Fuck that! That's how we treat exactly two classes of people in our society. The first of these is dangerous criminal convicts and the second is kids. And we do all this knowing that people placed in restrictive environments will rebel through any means possible. How stupid is that? We are guaranteeing that our kids rebel. We are pushing them away.
So you're thinking, "Yeah, OK Yonder, ya big know-it-all, so what's the solution? Let the kids run wild?" The first step is to get clear in your head what your role as a parent is. It's not their micromanager. It's not their owner. And never think that they owe you, because they don't! You owe them. You had all the say in whether they would even exist so you took on a great and burdensome responsibility. You get to do the owing.
If you don't want your kids to be rebellious, then don't give them any grief against which to rebel. My kids won't rebel against the rules of my house because those rules (and that house) are ours...not mine. Our only real rule, one that the kids agree with, is that food doesn't belong in the bedrooms. It's a matter of sanitation that could cause house-wide problems and devaluation of the property. And the whole family agrees and everyone is equally bound by it. How and why would the kids rebel?

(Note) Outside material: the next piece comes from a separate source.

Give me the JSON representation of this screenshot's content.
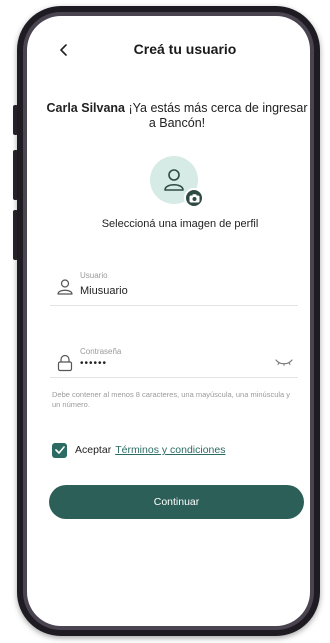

Remember that you owe them; it's not the other way around. You don't have a special right to their time. You don't have a right to their respect. If you earn their respect then they're eager to give you some of their time. Your job is to help them. Help them to enumerate their goals. Help them to gain the skills needed to attain those goals. Remember that these are their goals, not yours. You don't get to decide the goals for them. Because you can't be in their head, you can't know what's right for them. Only they can do that. You just get to help.